● **Data for processing**

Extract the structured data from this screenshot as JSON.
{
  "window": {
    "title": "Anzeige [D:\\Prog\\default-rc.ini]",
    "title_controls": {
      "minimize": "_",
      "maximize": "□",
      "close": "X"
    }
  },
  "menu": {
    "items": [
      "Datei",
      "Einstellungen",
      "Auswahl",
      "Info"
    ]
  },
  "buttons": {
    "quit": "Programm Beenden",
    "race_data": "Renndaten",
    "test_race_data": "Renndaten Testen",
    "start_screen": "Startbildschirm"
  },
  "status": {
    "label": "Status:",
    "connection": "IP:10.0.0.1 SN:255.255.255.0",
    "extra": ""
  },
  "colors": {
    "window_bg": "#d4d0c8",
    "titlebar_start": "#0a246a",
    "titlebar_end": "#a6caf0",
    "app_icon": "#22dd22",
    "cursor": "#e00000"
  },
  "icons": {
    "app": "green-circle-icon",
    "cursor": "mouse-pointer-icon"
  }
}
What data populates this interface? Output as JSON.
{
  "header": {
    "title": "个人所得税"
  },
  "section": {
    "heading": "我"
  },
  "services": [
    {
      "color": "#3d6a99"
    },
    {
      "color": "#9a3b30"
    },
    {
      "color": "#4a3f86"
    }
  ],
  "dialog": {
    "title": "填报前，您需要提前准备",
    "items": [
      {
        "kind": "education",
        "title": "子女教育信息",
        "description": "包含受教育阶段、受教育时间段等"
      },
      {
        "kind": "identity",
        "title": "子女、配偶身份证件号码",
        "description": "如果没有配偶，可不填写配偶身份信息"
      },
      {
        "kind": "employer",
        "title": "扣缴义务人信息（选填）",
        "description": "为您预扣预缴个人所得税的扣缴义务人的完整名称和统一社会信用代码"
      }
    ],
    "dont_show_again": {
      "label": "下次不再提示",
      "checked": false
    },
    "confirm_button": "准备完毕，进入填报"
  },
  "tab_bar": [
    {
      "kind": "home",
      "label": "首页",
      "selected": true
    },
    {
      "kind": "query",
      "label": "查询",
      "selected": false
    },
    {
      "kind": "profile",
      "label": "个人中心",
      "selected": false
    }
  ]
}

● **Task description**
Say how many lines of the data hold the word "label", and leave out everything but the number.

● **Result of this exercise**
5